In all areas—from international and domestic policy to tax reform, from immigration to health care—a common theme has emerged: The president just can't do things competently.
The president wants the Mueller investigation to be finished before he meets with the Russian leader.
Ukrainian authorities' plot to stage the death of journalist Arkady Babchenko in order to pull off a sting operation draws astonishment and censure from various sources.
When will Washington stop dividing the world into "good" and "bad" states and consider America's image and actual vital interests?
Critics swiftly accuse the two U.S. allies of playing loyal deputies to an unpredictable American leader, viewed by many in Europe with suspicion or outright scorn.
What will historians say a century from now, if they still exist? That the most intelligent known species in the universe lost its mind.
A propaganda war is raging over the legitimacy of the voting process in Crimea and the neutrality of the international observers who went there.
In an interview with filmmaker Oliver Stone, Russia's president explains his own perspective—which contrasts with what the American people have been allowed to hear.

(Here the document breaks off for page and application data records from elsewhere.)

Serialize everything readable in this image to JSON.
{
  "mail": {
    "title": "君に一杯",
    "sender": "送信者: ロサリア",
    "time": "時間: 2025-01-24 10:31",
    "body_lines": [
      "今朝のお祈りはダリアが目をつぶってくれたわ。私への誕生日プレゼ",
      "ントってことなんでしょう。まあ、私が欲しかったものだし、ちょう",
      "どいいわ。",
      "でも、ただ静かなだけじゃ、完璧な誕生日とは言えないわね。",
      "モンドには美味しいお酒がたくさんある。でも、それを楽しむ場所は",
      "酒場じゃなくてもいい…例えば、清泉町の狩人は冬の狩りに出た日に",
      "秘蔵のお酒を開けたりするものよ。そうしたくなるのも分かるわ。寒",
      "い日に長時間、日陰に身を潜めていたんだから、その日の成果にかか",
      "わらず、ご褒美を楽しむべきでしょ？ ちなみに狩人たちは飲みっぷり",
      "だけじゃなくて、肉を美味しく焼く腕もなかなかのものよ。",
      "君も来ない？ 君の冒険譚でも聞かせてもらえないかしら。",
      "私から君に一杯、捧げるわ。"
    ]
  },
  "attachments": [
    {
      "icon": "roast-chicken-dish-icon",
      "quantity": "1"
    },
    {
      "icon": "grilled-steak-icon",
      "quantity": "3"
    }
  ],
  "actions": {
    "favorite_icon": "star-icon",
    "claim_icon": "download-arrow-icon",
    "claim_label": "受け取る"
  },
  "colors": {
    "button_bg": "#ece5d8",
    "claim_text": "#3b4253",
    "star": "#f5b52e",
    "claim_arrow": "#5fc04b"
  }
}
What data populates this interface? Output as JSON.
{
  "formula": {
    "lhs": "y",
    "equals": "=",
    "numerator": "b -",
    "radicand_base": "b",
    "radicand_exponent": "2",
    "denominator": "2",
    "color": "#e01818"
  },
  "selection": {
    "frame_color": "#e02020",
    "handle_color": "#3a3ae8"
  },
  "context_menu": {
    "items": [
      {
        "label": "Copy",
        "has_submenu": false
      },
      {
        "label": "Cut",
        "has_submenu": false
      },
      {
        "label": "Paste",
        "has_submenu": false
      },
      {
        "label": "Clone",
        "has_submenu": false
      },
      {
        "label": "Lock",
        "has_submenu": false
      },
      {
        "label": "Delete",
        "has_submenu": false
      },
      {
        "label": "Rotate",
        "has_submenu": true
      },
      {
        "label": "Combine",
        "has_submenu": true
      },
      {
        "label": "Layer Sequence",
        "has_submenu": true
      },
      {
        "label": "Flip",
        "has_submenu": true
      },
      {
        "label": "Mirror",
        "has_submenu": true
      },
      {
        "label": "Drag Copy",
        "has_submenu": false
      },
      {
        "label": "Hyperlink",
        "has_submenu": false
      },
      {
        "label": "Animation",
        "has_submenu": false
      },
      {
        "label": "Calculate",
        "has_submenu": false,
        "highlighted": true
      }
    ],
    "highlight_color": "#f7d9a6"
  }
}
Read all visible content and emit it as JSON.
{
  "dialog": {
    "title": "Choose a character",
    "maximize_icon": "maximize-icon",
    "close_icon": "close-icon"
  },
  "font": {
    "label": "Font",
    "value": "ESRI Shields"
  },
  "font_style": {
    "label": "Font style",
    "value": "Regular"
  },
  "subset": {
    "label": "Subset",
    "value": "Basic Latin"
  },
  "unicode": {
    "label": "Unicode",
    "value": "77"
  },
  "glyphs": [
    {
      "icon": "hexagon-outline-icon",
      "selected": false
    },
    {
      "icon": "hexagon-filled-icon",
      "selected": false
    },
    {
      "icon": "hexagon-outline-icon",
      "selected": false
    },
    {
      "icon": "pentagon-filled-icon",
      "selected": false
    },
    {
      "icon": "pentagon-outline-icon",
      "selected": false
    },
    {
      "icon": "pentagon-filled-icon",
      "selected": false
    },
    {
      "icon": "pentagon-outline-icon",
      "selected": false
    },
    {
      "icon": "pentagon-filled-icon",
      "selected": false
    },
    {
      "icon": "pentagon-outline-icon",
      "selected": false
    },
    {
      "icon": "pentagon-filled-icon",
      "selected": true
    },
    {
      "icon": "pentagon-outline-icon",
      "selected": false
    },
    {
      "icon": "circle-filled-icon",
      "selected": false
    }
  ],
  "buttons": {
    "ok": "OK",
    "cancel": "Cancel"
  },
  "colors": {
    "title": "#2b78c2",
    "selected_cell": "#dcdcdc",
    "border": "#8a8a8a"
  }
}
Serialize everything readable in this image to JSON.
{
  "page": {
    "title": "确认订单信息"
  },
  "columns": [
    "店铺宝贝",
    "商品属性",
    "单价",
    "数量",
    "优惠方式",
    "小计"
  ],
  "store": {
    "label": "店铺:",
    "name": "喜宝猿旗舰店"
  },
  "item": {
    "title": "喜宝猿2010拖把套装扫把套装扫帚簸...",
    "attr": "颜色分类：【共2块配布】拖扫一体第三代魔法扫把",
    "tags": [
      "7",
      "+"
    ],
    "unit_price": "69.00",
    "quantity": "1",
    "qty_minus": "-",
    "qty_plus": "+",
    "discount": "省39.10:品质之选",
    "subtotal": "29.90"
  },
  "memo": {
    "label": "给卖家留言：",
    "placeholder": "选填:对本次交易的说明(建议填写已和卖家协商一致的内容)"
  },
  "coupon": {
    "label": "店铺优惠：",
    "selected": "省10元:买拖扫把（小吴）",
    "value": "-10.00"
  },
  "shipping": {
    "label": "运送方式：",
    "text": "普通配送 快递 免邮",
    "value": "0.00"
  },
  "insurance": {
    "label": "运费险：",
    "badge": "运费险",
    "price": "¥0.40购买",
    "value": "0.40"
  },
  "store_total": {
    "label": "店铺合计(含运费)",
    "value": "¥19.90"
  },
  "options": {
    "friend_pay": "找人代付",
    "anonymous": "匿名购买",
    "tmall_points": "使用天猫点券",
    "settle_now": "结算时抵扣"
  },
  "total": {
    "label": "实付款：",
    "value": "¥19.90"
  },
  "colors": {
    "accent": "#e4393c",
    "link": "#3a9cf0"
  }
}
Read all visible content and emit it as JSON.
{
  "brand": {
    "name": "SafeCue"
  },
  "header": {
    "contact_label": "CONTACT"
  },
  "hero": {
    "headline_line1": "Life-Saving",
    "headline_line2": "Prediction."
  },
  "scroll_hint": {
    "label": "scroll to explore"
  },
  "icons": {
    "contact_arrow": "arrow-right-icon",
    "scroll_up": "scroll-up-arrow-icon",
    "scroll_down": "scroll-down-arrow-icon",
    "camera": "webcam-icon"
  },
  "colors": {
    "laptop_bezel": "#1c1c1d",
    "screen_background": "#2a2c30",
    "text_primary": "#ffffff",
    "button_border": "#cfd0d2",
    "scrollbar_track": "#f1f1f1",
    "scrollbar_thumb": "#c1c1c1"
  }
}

Why won't the Republican presidential nominee let voters see his taxes? His excuse—that he is under audit—is bogus and raises suspicions about his relationship with the world's largest nation.